------ Records to use ------

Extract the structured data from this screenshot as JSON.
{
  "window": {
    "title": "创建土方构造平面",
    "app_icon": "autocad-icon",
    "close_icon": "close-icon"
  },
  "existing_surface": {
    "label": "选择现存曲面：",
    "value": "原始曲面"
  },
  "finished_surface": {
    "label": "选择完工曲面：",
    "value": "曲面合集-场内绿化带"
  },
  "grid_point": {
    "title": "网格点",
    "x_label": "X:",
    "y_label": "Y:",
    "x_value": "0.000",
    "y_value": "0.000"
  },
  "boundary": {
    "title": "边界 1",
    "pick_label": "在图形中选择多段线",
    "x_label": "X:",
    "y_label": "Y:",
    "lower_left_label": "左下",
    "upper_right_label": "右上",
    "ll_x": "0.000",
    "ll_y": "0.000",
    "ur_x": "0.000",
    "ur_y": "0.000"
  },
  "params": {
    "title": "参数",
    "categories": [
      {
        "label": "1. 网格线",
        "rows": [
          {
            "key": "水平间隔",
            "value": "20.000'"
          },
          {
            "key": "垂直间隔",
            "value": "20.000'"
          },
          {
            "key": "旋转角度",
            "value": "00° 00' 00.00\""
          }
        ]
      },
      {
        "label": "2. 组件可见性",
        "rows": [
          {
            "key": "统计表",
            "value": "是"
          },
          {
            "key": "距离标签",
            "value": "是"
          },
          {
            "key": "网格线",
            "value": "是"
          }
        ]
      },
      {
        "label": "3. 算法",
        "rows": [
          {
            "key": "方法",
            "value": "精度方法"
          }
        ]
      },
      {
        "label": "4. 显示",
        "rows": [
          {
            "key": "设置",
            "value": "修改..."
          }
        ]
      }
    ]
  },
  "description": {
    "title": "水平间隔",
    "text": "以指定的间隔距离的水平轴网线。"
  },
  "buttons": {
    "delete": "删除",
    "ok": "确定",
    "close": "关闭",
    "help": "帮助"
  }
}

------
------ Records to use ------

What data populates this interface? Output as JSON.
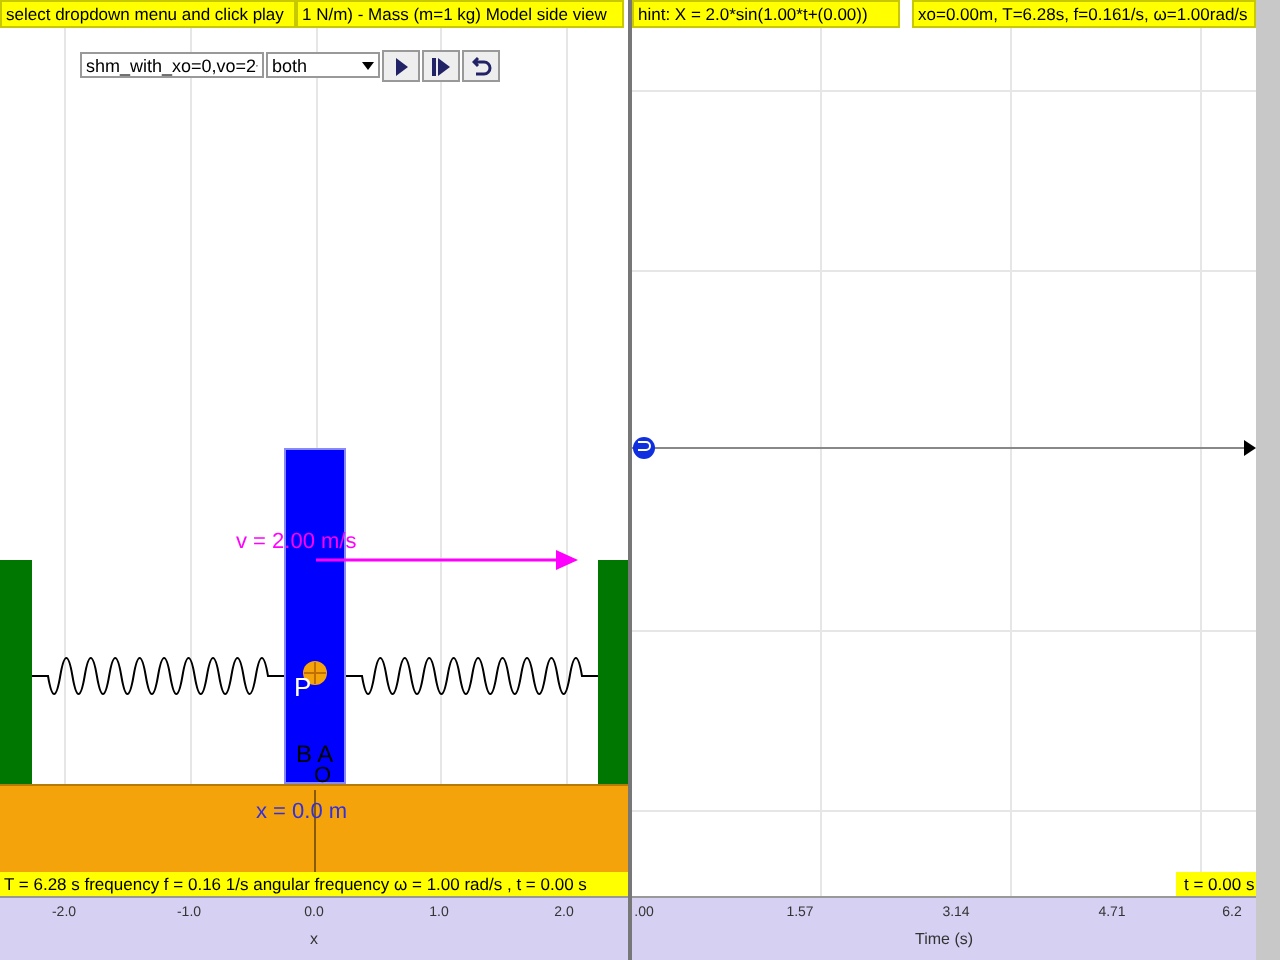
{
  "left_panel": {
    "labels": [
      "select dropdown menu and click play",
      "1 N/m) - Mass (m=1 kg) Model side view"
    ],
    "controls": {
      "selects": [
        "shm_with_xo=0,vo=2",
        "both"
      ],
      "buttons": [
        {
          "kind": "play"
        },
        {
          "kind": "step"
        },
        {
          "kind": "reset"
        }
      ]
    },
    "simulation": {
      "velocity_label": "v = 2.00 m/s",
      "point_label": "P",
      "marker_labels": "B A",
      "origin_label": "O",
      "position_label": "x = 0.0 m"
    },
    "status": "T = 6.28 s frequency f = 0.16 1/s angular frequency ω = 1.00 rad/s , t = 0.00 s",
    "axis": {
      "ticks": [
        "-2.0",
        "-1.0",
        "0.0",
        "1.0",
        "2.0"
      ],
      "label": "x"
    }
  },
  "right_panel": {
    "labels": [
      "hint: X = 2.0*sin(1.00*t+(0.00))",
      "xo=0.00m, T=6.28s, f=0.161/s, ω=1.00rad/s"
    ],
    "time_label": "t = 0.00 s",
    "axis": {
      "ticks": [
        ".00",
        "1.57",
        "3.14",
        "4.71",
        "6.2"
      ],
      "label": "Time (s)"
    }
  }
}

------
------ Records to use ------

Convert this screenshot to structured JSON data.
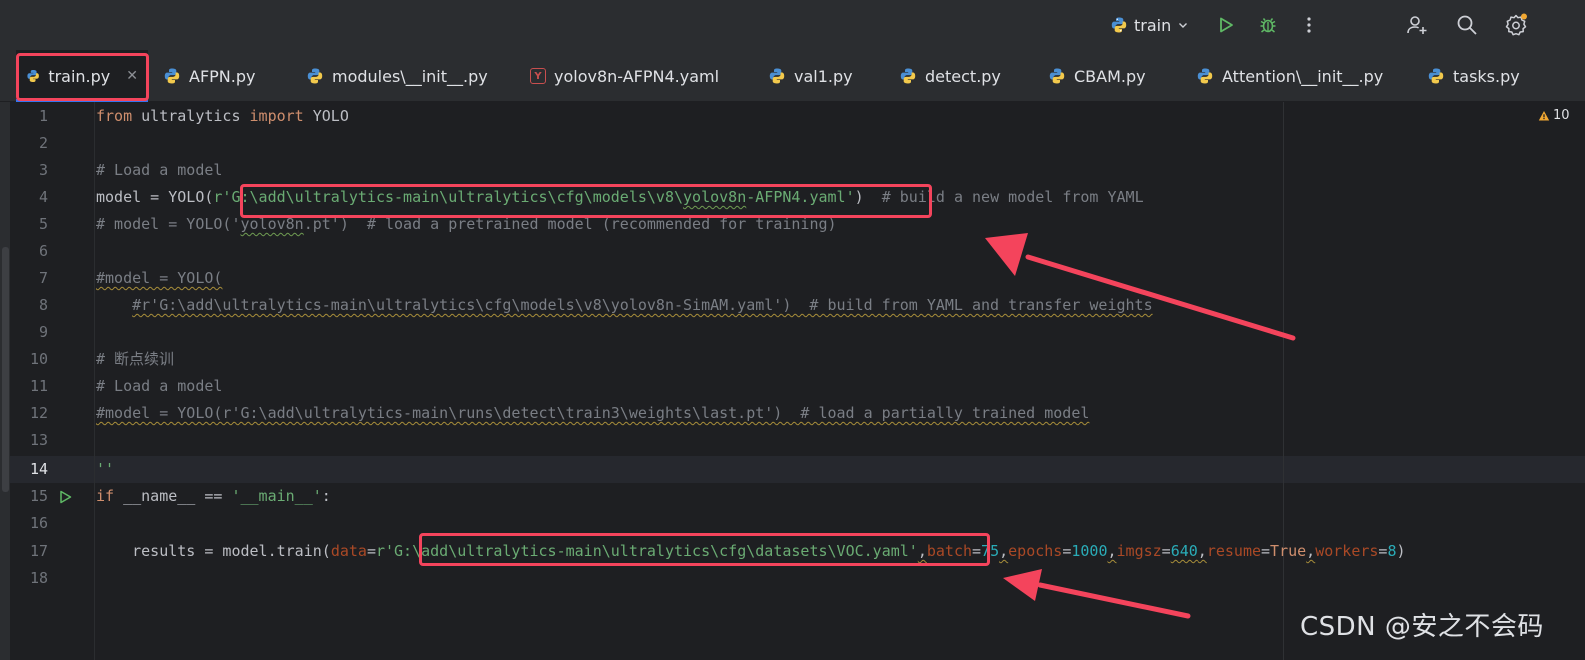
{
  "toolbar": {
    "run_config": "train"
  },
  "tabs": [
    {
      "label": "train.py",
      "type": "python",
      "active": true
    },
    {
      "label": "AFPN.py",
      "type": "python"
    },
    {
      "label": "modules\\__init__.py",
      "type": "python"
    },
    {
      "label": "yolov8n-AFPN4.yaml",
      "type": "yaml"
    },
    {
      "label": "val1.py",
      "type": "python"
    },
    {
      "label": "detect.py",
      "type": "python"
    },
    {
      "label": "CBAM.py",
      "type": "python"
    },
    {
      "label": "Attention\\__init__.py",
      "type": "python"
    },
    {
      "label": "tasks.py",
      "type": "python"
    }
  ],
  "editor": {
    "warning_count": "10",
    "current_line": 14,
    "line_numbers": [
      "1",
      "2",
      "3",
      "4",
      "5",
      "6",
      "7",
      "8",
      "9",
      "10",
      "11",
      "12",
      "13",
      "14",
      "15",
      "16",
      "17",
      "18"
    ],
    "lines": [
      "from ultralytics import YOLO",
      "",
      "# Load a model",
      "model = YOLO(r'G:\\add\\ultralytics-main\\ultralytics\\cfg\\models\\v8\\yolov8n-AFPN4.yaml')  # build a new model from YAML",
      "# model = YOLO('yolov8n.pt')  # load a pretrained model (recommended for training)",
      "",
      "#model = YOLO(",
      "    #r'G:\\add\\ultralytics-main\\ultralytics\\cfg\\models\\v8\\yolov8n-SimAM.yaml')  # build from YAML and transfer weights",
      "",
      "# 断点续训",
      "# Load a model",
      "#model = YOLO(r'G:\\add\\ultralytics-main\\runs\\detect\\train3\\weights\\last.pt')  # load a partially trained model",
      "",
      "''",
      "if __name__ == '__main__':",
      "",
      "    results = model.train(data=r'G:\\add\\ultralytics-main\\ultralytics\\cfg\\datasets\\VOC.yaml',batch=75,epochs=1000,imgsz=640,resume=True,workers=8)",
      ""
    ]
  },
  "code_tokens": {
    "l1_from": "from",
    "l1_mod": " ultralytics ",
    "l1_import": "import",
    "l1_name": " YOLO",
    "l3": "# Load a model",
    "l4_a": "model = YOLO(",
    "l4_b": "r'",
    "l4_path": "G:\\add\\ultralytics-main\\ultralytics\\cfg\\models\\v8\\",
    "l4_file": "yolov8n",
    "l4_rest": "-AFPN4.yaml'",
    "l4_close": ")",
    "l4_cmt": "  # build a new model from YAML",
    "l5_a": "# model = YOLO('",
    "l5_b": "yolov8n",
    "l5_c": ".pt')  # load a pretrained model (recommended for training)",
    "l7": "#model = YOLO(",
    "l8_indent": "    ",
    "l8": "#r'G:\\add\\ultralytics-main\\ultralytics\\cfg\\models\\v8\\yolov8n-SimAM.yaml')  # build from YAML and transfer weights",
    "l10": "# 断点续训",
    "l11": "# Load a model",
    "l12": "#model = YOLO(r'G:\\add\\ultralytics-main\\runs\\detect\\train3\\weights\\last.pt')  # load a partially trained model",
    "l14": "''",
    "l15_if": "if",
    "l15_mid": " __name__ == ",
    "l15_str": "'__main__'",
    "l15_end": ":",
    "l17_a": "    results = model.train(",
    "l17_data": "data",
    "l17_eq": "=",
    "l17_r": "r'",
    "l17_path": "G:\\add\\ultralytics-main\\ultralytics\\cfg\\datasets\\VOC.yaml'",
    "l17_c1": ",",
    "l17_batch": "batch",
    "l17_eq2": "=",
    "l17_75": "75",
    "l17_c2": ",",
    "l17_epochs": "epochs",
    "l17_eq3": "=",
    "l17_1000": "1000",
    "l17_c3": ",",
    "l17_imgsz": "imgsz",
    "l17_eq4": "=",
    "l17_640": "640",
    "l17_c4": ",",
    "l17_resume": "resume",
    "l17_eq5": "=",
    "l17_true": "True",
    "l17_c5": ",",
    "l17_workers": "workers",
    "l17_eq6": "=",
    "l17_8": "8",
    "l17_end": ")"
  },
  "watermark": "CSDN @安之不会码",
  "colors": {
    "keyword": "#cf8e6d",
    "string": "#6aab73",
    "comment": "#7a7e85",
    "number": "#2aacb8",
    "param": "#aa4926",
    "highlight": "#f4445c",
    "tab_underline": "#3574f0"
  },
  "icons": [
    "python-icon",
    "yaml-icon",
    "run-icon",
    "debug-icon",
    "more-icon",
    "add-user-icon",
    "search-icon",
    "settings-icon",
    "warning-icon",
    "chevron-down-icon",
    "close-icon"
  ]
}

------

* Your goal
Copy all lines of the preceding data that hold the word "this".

* Solved exercise
Extract the structured data from this screenshot as JSON.
What data populates this interface? Output as JSON.
Convert this screenshot to structured JSON data.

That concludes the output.